Marc Recha

Director, screenwriter and producer. Since he was a child, Marc Recha begins to look at the world through a camera. When he was 18 he travels to paris, where he collaborates in the movie Otage of the great french filmmaker Marcel Hanoun. He directed with 21 years old his first feature film, El cielo sube (The sky rises) that was screened in Locarno and Venice. Seven years later he won the Fipresci award in the Locarno film festival for the movie The cherry tree. Then followed by Pau i el seu germá (Pau y su hermano, 2001), Les mans buides (Las manos vacías, 2003), Dies d’agost (Días de agosto, 2006) y Petit Indi (2009), that got a remarkable recognition in some film festivals like Cannes, Locarno, New York and Venice. Self-taught filmmaker, despite their many successes has been described on numerous occasions as a damn author of European cinema, Perhaps because even though his film is part of certain French tradition, all his films portray a world advancing leaving castaways in their path

Jorge Yglesias

Film critic and teacher, poet, writer and literary translator.

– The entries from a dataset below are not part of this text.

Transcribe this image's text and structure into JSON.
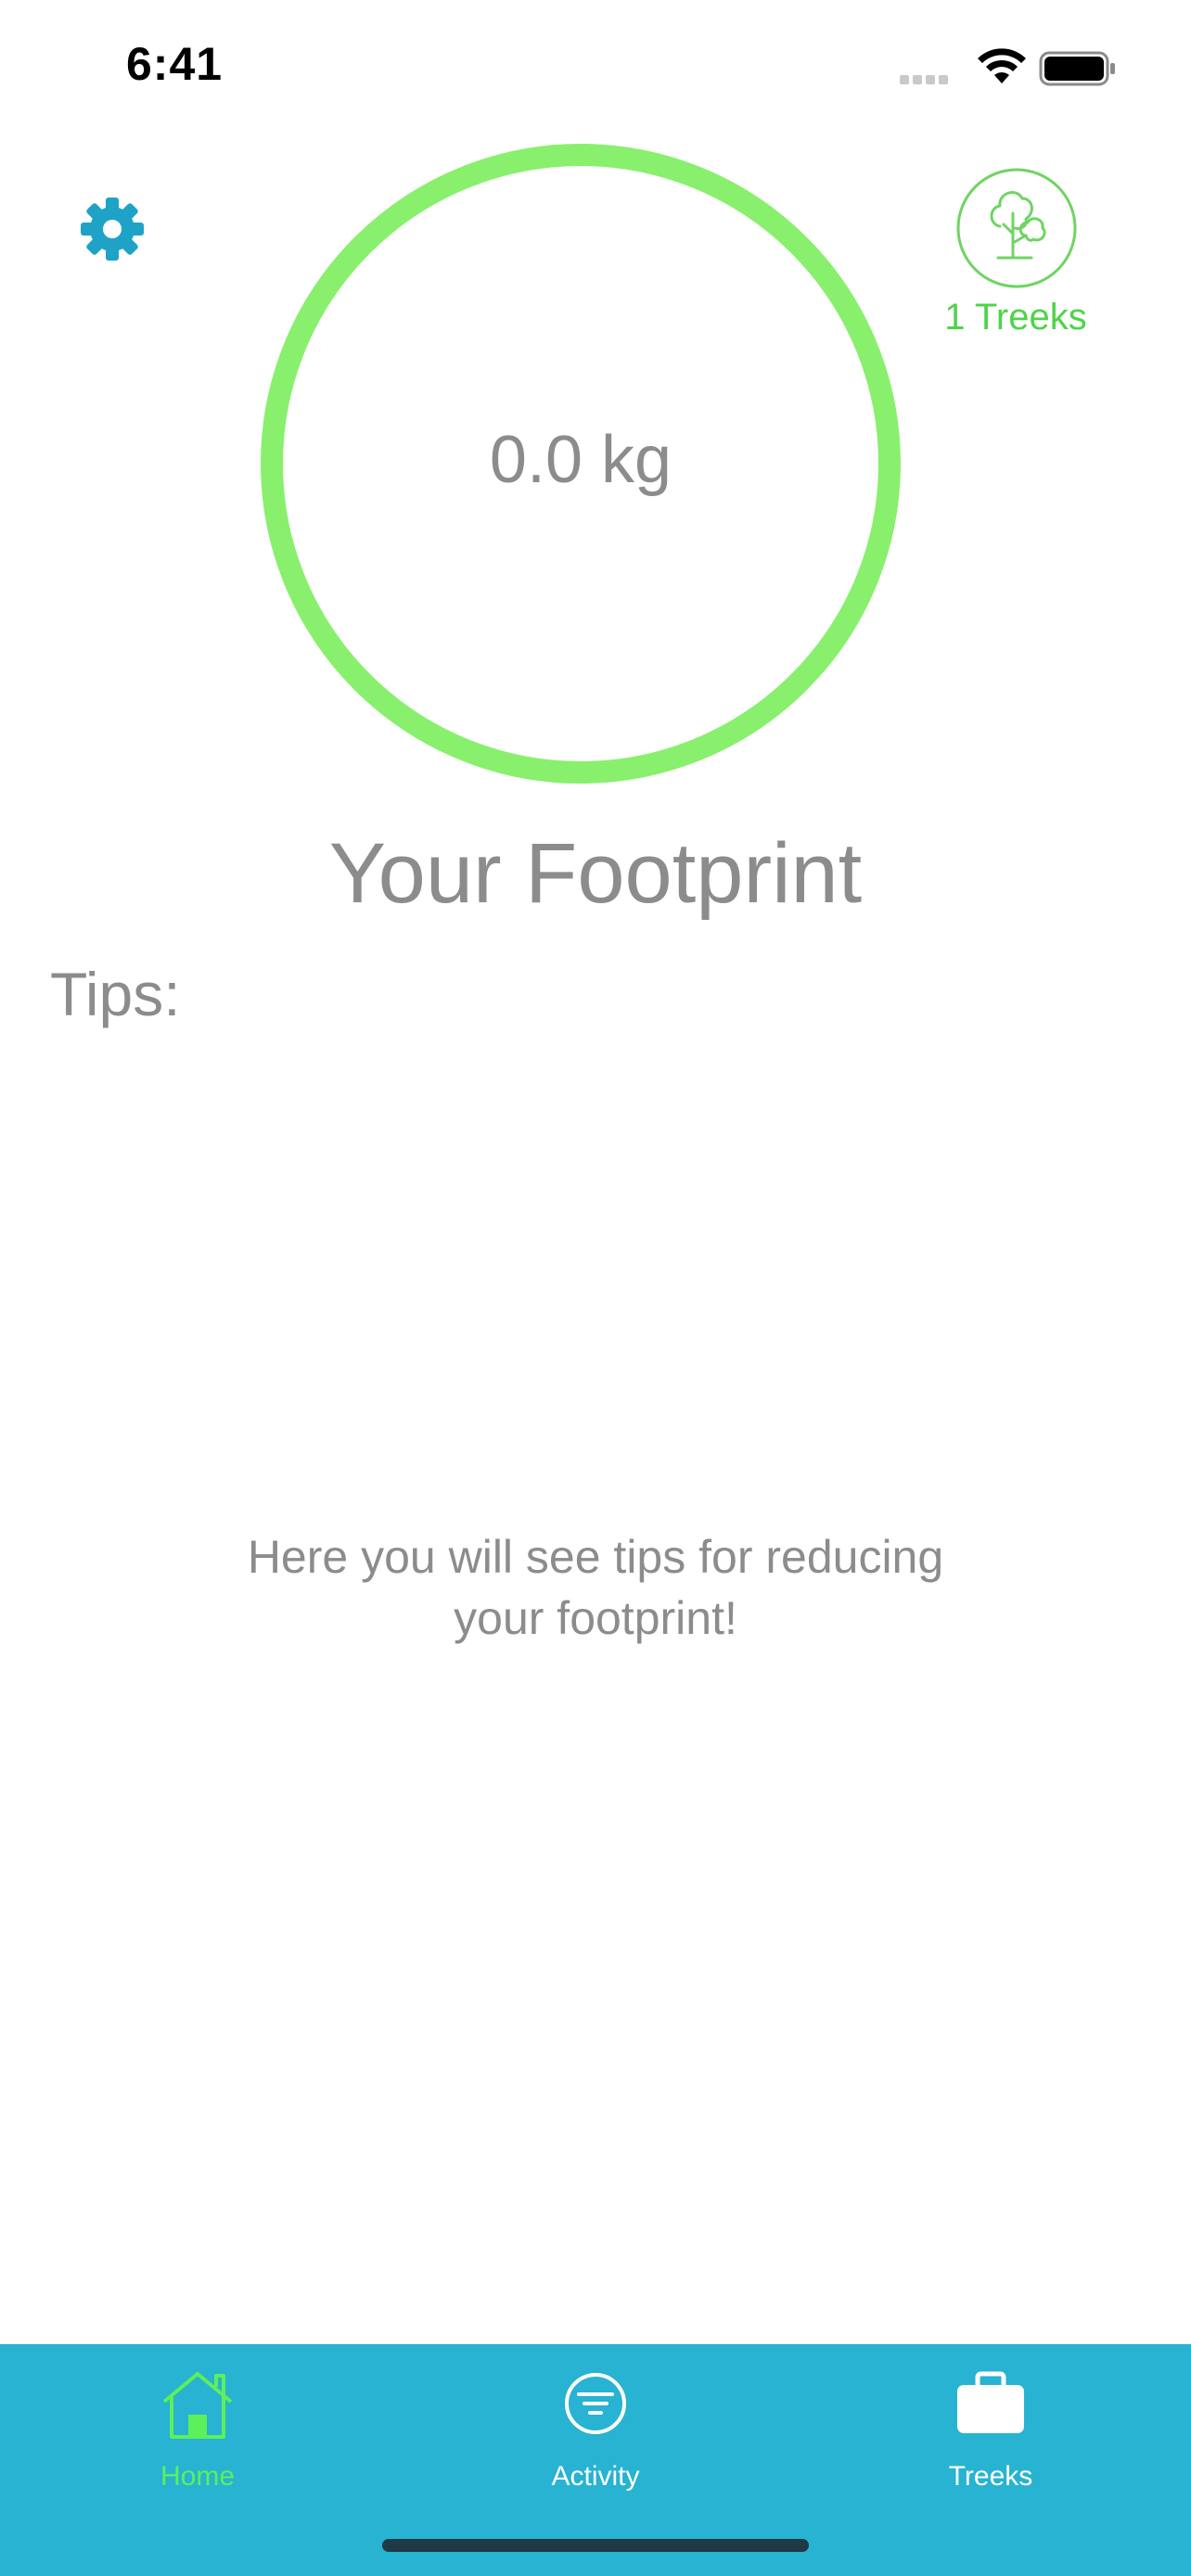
{
  "status_bar": {
    "time": "6:41"
  },
  "header": {
    "settings_icon": "gear-icon",
    "treeks_icon": "tree-icon",
    "treeks_count": "1 Treeks"
  },
  "footprint": {
    "value": "0.0 kg",
    "title": "Your Footprint",
    "ring_color": "#88f06c"
  },
  "tips": {
    "label": "Tips:",
    "placeholder_line1": "Here you will see tips for reducing",
    "placeholder_line2": "your footprint!"
  },
  "tab_bar": {
    "background": "#27b3d1",
    "active_color": "#5cf05a",
    "tabs": [
      {
        "label": "Home",
        "icon": "home-icon",
        "active": true
      },
      {
        "label": "Activity",
        "icon": "filter-icon",
        "active": false
      },
      {
        "label": "Treeks",
        "icon": "briefcase-icon",
        "active": false
      }
    ]
  }
}
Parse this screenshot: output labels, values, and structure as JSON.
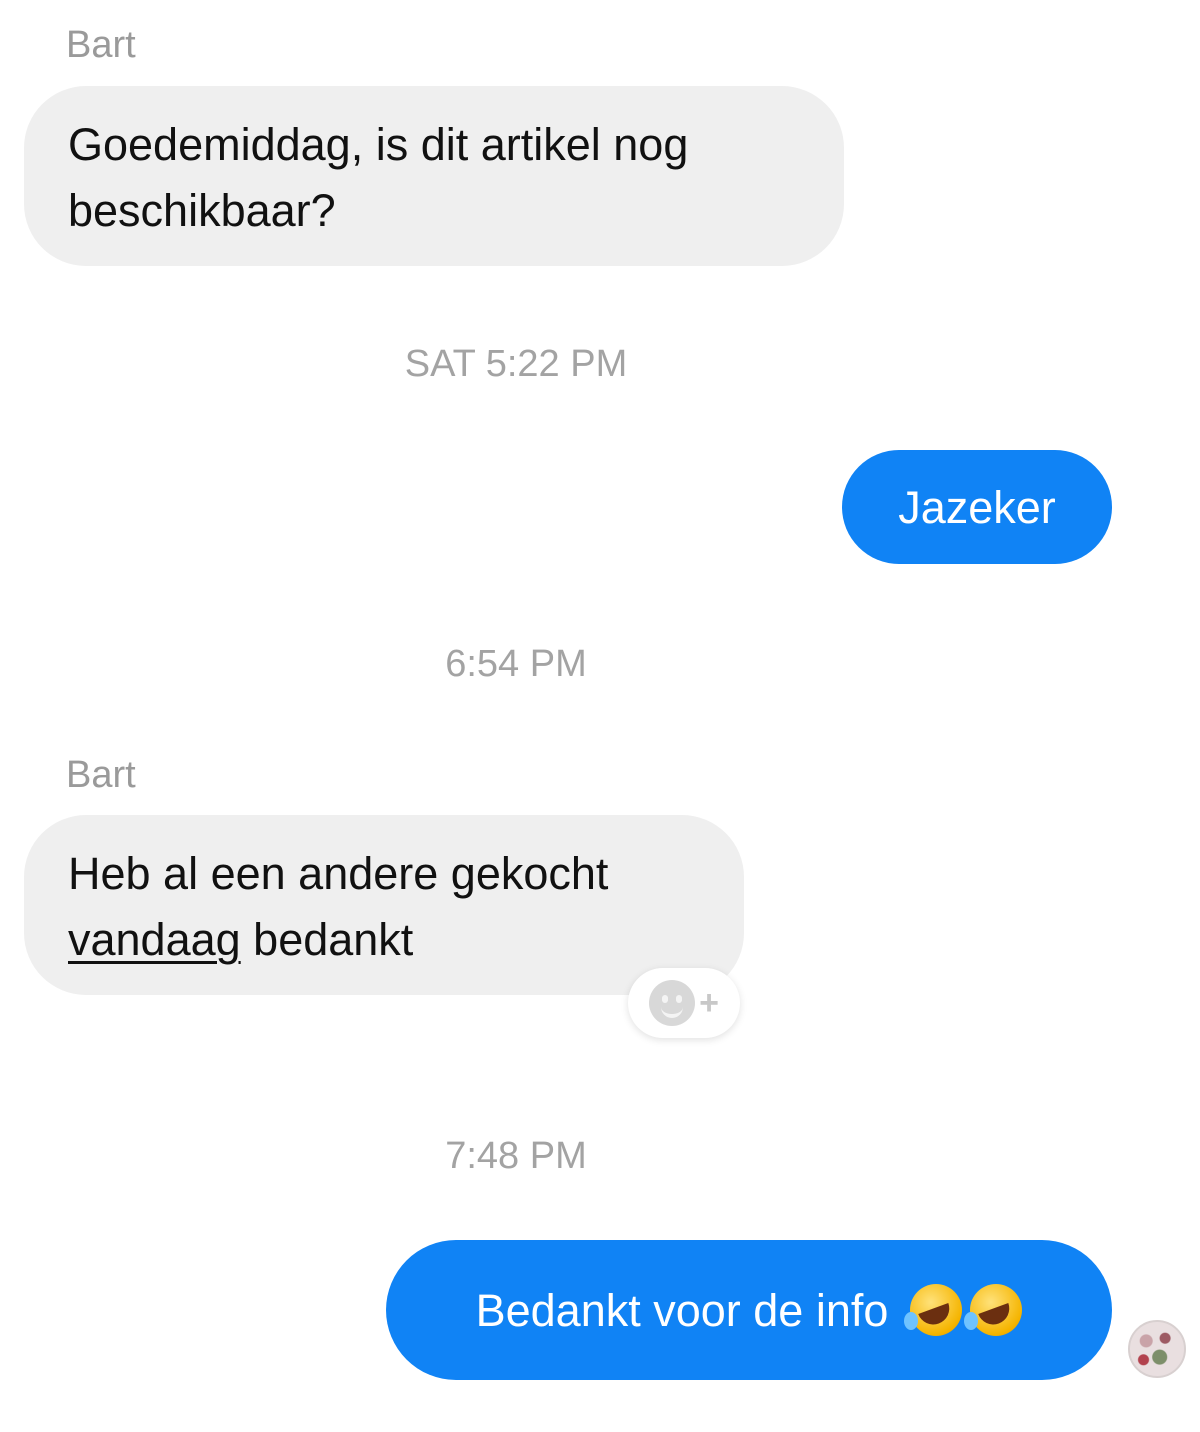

Head of Department of Humanities and Professor of Film History at the International School of Film and Television in San Antonio de los Baños. He is responsible for the pages dedicated to Cuban cinema of the International Film Guide. He writes and runs a weekly radio broadcast dedicated to cinema and a daily classical music one. He has taught some seminars of cinema in Canada, Austria, Colombia, Venezuela and Great Britain. He is a member of the International Federation of Film Critics (FIPRESCI) and he has received the National Film Critics Award (1998, 1999, 2003).